Upper limits on the water vapour content of the beta Pictoris debris disk
Journal article, 2019

Context. The debris disk surrounding beta Pictoris has been observed with ALMA to contain a belt of CO gas with a distinct peak at similar to 85 au. This CO clump is thought to be the result of a region of enhanced density of solids that collide and release CO through vaporisation. The parent bodies are thought to be comparable to solar system comets, in which CO is trapped inside a water ice matrix. Aims. Since H2O should be released along with CO, we aim to put an upper limit on the H2O gas mass in the disk of beta Pictoris. Methods. We used archival data from the Heterodyne Instrument for the Far-Infrared (HIFI) aboard the Herschel Space Observatory to study the ortho-H2O 1(10)-1(01) emission line. The line is undetected. Using a python implementation of the radiative transfer code RADEX, we converted upper limits on the line flux to H2O gas masses. The resulting lower limits on the CO/H2O mass ratio are compared to the composition of solar system comets. Results. Depending on the assumed gas spatial distribution, we find a 95% upper limit on the ortho-H2O line flux of 7.5 x 10(-20) W m(-2) or 1.2 x 10(-19) W m(-2). These translate into an upper limit on the H2O mass of 7.4 x 10(16)-1.1 x 10(18) kg depending on both the electron density and gas kinetic temperature. The range of derived gas-phase CO/H2O ratios is marginally consistent with low-ratio solar system comets.

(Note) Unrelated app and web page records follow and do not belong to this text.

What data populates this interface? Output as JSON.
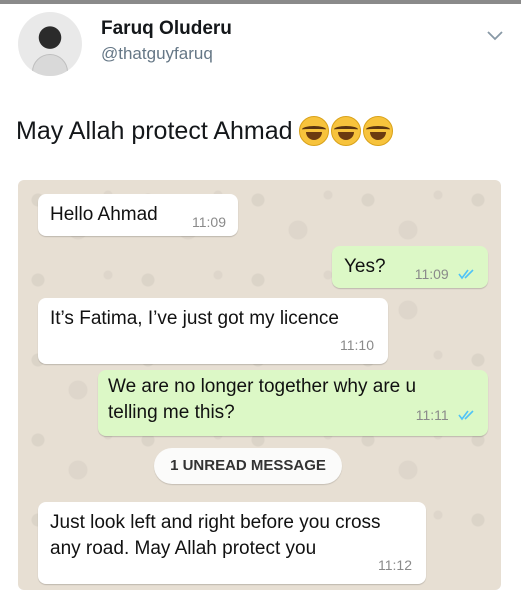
{
  "tweet": {
    "author_name": "Faruq Oluderu",
    "author_handle": "@thatguyfaruq",
    "text": "May Allah protect Ahmad",
    "emoji": [
      "face-with-tears-of-joy",
      "face-with-tears-of-joy",
      "face-with-tears-of-joy"
    ]
  },
  "chat": {
    "messages": [
      {
        "direction": "incoming",
        "text": "Hello Ahmad",
        "time": "11:09"
      },
      {
        "direction": "outgoing",
        "text": "Yes?",
        "time": "11:09",
        "status": "read"
      },
      {
        "direction": "incoming",
        "text": "It’s Fatima, I’ve just got my licence",
        "time": "11:10"
      },
      {
        "direction": "outgoing",
        "text": "We are no longer together why are u telling me this?",
        "time": "11:11",
        "status": "read"
      },
      {
        "direction": "incoming",
        "text": "Just look left and right before you cross any road. May Allah protect you",
        "time": "11:12"
      }
    ],
    "unread_label": "1 UNREAD MESSAGE"
  },
  "colors": {
    "incoming_bubble": "#ffffff",
    "outgoing_bubble": "#dcf8c6",
    "chat_background": "#e7dfd3",
    "read_ticks": "#4fc3f7",
    "handle_gray": "#657786"
  }
}
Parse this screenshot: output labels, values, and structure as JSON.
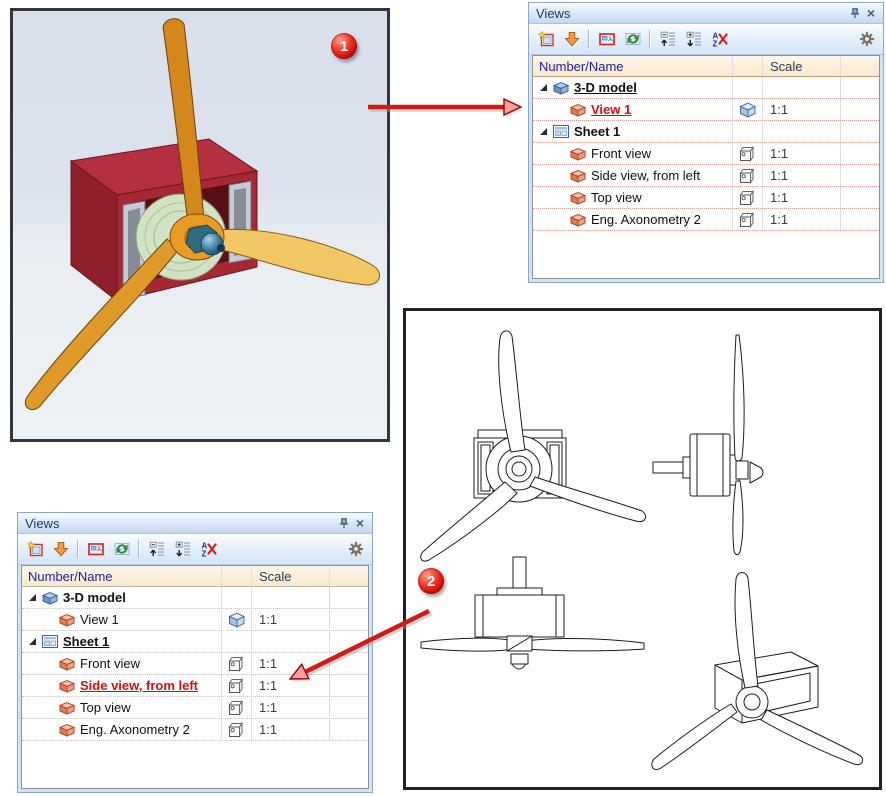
{
  "badges": {
    "b1": "1",
    "b2": "2"
  },
  "chrome": {
    "close_glyph": "×",
    "pin_icon": "pin-icon",
    "close_icon": "close-icon"
  },
  "toolbar_icons": [
    "create-view",
    "insert-view",
    "view-parameters",
    "update-views",
    "move-up",
    "move-down",
    "cancel-sort",
    "settings-gear"
  ],
  "colors": {
    "accent_red": "#d21b12",
    "active_text": "#cc1111",
    "header_text": "#21219b",
    "panel_blue": "#d3e2f4",
    "header_peach": "#f8e8cf"
  },
  "views_panel_top": {
    "title": "Views",
    "columns": {
      "name": "Number/Name",
      "scale": "Scale"
    },
    "rows": [
      {
        "label": "3-D model",
        "scale": "",
        "icon": "model-3d-cube-icon"
      },
      {
        "label": "View 1",
        "scale": "1:1",
        "icon": "view-cube-icon",
        "scale_icon": "cube-3d-icon"
      },
      {
        "label": "Sheet 1",
        "scale": "",
        "icon": "sheet-icon"
      },
      {
        "label": "Front view",
        "scale": "1:1",
        "icon": "view-cube-icon",
        "scale_icon": "projection-cube-icon"
      },
      {
        "label": "Side view, from left",
        "scale": "1:1",
        "icon": "view-cube-icon",
        "scale_icon": "projection-cube-icon"
      },
      {
        "label": "Top view",
        "scale": "1:1",
        "icon": "view-cube-icon",
        "scale_icon": "projection-cube-icon"
      },
      {
        "label": "Eng. Axonometry 2",
        "scale": "1:1",
        "icon": "view-cube-icon",
        "scale_icon": "projection-cube-icon"
      }
    ]
  },
  "views_panel_bottom": {
    "title": "Views",
    "columns": {
      "name": "Number/Name",
      "scale": "Scale"
    },
    "rows": [
      {
        "label": "3-D model",
        "scale": "",
        "icon": "model-3d-cube-icon"
      },
      {
        "label": "View 1",
        "scale": "1:1",
        "icon": "view-cube-icon",
        "scale_icon": "cube-3d-icon"
      },
      {
        "label": "Sheet 1",
        "scale": "",
        "icon": "sheet-icon"
      },
      {
        "label": "Front view",
        "scale": "1:1",
        "icon": "view-cube-icon",
        "scale_icon": "projection-cube-icon"
      },
      {
        "label": "Side view, from left",
        "scale": "1:1",
        "icon": "view-cube-icon",
        "scale_icon": "projection-cube-icon"
      },
      {
        "label": "Top view",
        "scale": "1:1",
        "icon": "view-cube-icon",
        "scale_icon": "projection-cube-icon"
      },
      {
        "label": "Eng. Axonometry 2",
        "scale": "1:1",
        "icon": "view-cube-icon",
        "scale_icon": "projection-cube-icon"
      }
    ]
  }
}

methods: observational

submillimeter: planetary systems

stars: individual: beta Pictoris

circumstellar matter

Author

M. Cavallius

Stockholm University

G. Cataldi

Japan Soc Promot Sci

Hungarian Academy of Sciences

University of Toronto

National Astronomical Observatory of Japan

Stockholm University

A. Brandeker

Stockholm University

G. Olofsson

Stockholm University

B. Larsson

Stockholm University

René Liseau

Chalmers, Space, Earth and Environment, Astronomy and Plasmaphysics, Galactic Astrophysics

Astronomy and Astrophysics

0004-6361 (ISSN) 1432-0746 (eISSN)

Vol. 628 A127

Subject Categories

Energy Engineering

Astronomy, Astrophysics and Cosmology

Atom and Molecular Physics and Optics

DOI

10.1051/0004-6361/201935655

More information

Latest update

12/16/2019